In The News
Science Node

Given its expeditionary namesake, it's only appropriate that Beagle -- the University of Chicago's supercomputer for biomedical research -- works with data from all around the world. But a recent project may qualify as the farthest-traveling data yet, as the HPC resource was used in a new genomic study of populations living in the Himalayan mountain range. 

Narayanan "Bobby" Kasthuri, Argonne & UChicago
March 10, 2016
Searle 240 & Webcast

Abstract:  The Kasthuri lab is pioneering new techniques for large volume reconstructions of the fine structure of the nervous system – ‘connectomics’.

Press Release

Navipoint Genomics and Praedictus Climate Solutions, two companies launched by CI researchers at Globus and the Center for Robust Decision Making on Climate and Energy Policy (RDCDP), received funding in the latest round of the University of Chicago Innovation Fund.

Chris Johnson, University of Utah
October 26, 2015
Searle 240A

Speaker: Chris Johnson, Ph.D., Director, Scientific Computing and Imaging (SCI) Institute, Distinguished Professor, School of Computing, University of Utah

Research Project

Beagle is a Cray XE6 supercomputer dedicated to biomedical research, funded by the NIH, owned by the University of Chicago Biological Sciences Division, and operated by the Computation Institute.

Press Release

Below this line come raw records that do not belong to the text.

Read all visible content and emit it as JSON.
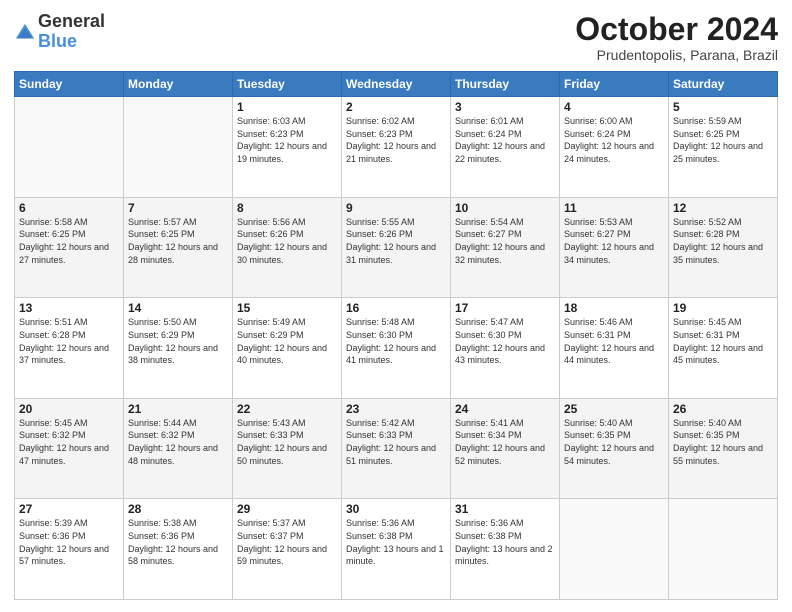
{
  "logo": {
    "general": "General",
    "blue": "Blue"
  },
  "header": {
    "month_year": "October 2024",
    "location": "Prudentopolis, Parana, Brazil"
  },
  "days_of_week": [
    "Sunday",
    "Monday",
    "Tuesday",
    "Wednesday",
    "Thursday",
    "Friday",
    "Saturday"
  ],
  "weeks": [
    [
      {
        "day": "",
        "sunrise": "",
        "sunset": "",
        "daylight": ""
      },
      {
        "day": "",
        "sunrise": "",
        "sunset": "",
        "daylight": ""
      },
      {
        "day": "1",
        "sunrise": "Sunrise: 6:03 AM",
        "sunset": "Sunset: 6:23 PM",
        "daylight": "Daylight: 12 hours and 19 minutes."
      },
      {
        "day": "2",
        "sunrise": "Sunrise: 6:02 AM",
        "sunset": "Sunset: 6:23 PM",
        "daylight": "Daylight: 12 hours and 21 minutes."
      },
      {
        "day": "3",
        "sunrise": "Sunrise: 6:01 AM",
        "sunset": "Sunset: 6:24 PM",
        "daylight": "Daylight: 12 hours and 22 minutes."
      },
      {
        "day": "4",
        "sunrise": "Sunrise: 6:00 AM",
        "sunset": "Sunset: 6:24 PM",
        "daylight": "Daylight: 12 hours and 24 minutes."
      },
      {
        "day": "5",
        "sunrise": "Sunrise: 5:59 AM",
        "sunset": "Sunset: 6:25 PM",
        "daylight": "Daylight: 12 hours and 25 minutes."
      }
    ],
    [
      {
        "day": "6",
        "sunrise": "Sunrise: 5:58 AM",
        "sunset": "Sunset: 6:25 PM",
        "daylight": "Daylight: 12 hours and 27 minutes."
      },
      {
        "day": "7",
        "sunrise": "Sunrise: 5:57 AM",
        "sunset": "Sunset: 6:25 PM",
        "daylight": "Daylight: 12 hours and 28 minutes."
      },
      {
        "day": "8",
        "sunrise": "Sunrise: 5:56 AM",
        "sunset": "Sunset: 6:26 PM",
        "daylight": "Daylight: 12 hours and 30 minutes."
      },
      {
        "day": "9",
        "sunrise": "Sunrise: 5:55 AM",
        "sunset": "Sunset: 6:26 PM",
        "daylight": "Daylight: 12 hours and 31 minutes."
      },
      {
        "day": "10",
        "sunrise": "Sunrise: 5:54 AM",
        "sunset": "Sunset: 6:27 PM",
        "daylight": "Daylight: 12 hours and 32 minutes."
      },
      {
        "day": "11",
        "sunrise": "Sunrise: 5:53 AM",
        "sunset": "Sunset: 6:27 PM",
        "daylight": "Daylight: 12 hours and 34 minutes."
      },
      {
        "day": "12",
        "sunrise": "Sunrise: 5:52 AM",
        "sunset": "Sunset: 6:28 PM",
        "daylight": "Daylight: 12 hours and 35 minutes."
      }
    ],
    [
      {
        "day": "13",
        "sunrise": "Sunrise: 5:51 AM",
        "sunset": "Sunset: 6:28 PM",
        "daylight": "Daylight: 12 hours and 37 minutes."
      },
      {
        "day": "14",
        "sunrise": "Sunrise: 5:50 AM",
        "sunset": "Sunset: 6:29 PM",
        "daylight": "Daylight: 12 hours and 38 minutes."
      },
      {
        "day": "15",
        "sunrise": "Sunrise: 5:49 AM",
        "sunset": "Sunset: 6:29 PM",
        "daylight": "Daylight: 12 hours and 40 minutes."
      },
      {
        "day": "16",
        "sunrise": "Sunrise: 5:48 AM",
        "sunset": "Sunset: 6:30 PM",
        "daylight": "Daylight: 12 hours and 41 minutes."
      },
      {
        "day": "17",
        "sunrise": "Sunrise: 5:47 AM",
        "sunset": "Sunset: 6:30 PM",
        "daylight": "Daylight: 12 hours and 43 minutes."
      },
      {
        "day": "18",
        "sunrise": "Sunrise: 5:46 AM",
        "sunset": "Sunset: 6:31 PM",
        "daylight": "Daylight: 12 hours and 44 minutes."
      },
      {
        "day": "19",
        "sunrise": "Sunrise: 5:45 AM",
        "sunset": "Sunset: 6:31 PM",
        "daylight": "Daylight: 12 hours and 45 minutes."
      }
    ],
    [
      {
        "day": "20",
        "sunrise": "Sunrise: 5:45 AM",
        "sunset": "Sunset: 6:32 PM",
        "daylight": "Daylight: 12 hours and 47 minutes."
      },
      {
        "day": "21",
        "sunrise": "Sunrise: 5:44 AM",
        "sunset": "Sunset: 6:32 PM",
        "daylight": "Daylight: 12 hours and 48 minutes."
      },
      {
        "day": "22",
        "sunrise": "Sunrise: 5:43 AM",
        "sunset": "Sunset: 6:33 PM",
        "daylight": "Daylight: 12 hours and 50 minutes."
      },
      {
        "day": "23",
        "sunrise": "Sunrise: 5:42 AM",
        "sunset": "Sunset: 6:33 PM",
        "daylight": "Daylight: 12 hours and 51 minutes."
      },
      {
        "day": "24",
        "sunrise": "Sunrise: 5:41 AM",
        "sunset": "Sunset: 6:34 PM",
        "daylight": "Daylight: 12 hours and 52 minutes."
      },
      {
        "day": "25",
        "sunrise": "Sunrise: 5:40 AM",
        "sunset": "Sunset: 6:35 PM",
        "daylight": "Daylight: 12 hours and 54 minutes."
      },
      {
        "day": "26",
        "sunrise": "Sunrise: 5:40 AM",
        "sunset": "Sunset: 6:35 PM",
        "daylight": "Daylight: 12 hours and 55 minutes."
      }
    ],
    [
      {
        "day": "27",
        "sunrise": "Sunrise: 5:39 AM",
        "sunset": "Sunset: 6:36 PM",
        "daylight": "Daylight: 12 hours and 57 minutes."
      },
      {
        "day": "28",
        "sunrise": "Sunrise: 5:38 AM",
        "sunset": "Sunset: 6:36 PM",
        "daylight": "Daylight: 12 hours and 58 minutes."
      },
      {
        "day": "29",
        "sunrise": "Sunrise: 5:37 AM",
        "sunset": "Sunset: 6:37 PM",
        "daylight": "Daylight: 12 hours and 59 minutes."
      },
      {
        "day": "30",
        "sunrise": "Sunrise: 5:36 AM",
        "sunset": "Sunset: 6:38 PM",
        "daylight": "Daylight: 13 hours and 1 minute."
      },
      {
        "day": "31",
        "sunrise": "Sunrise: 5:36 AM",
        "sunset": "Sunset: 6:38 PM",
        "daylight": "Daylight: 13 hours and 2 minutes."
      },
      {
        "day": "",
        "sunrise": "",
        "sunset": "",
        "daylight": ""
      },
      {
        "day": "",
        "sunrise": "",
        "sunset": "",
        "daylight": ""
      }
    ]
  ]
}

For three years, the Beagle supercomputer has driven University of Chicago biology and medical research into new computational territories, fueling groundbreaking research in genomics, drug design, and personalized medicine. Now, with a $2 million grant from the National Institutes of Health, UChicago’s high-performance computing resource for biomedical research is ready for an upgrade that will enable the next wave of pioneering discoveries.

Nancy Cox, University of Chicago; Paul Davé & Alex Rodriguez, Globus Genomics
November 19, 2014
University of Chicago, Searle 240, 5735 S. Ellis Ave., broadcast via Adobe Connect


Christopher Mason, Weill Cornell Medical College
April 14, 2014
University of Chicago, Searle 240A

Integrative genomics meets big data: from single-cell, clonal analysis of tumor evolution to city-wide, personalized genome profiling

In The News

The completion of the Human Genome Project in 2000 was heralded by its leaders as a landmark event not just for biology, but for the practice of medicine as well. But 14 years later, few applications of genomics have made their way from the laboratory to the clinic. In a story for Reuters, reporter Julie Steenhuysen takes a look at some early signs that the promise of genomic medicine may finally be realized -- for a few diseases, at least.

Press Release

Although the time and cost of sequencing an entire human genome has plummeted, analyzing the resulting three billion base pairs of genetic information from a single genome can take many months. In the journal Bioinformatics, however, a University of Chicago-based team—working with Beagle, one of the world’s fastest supercomputers devoted to life sciences—reports that genome analysis can be radically accelerated. This computer, based at Argonne National Laboratory, is able to analyze 240 full genomes in about two days.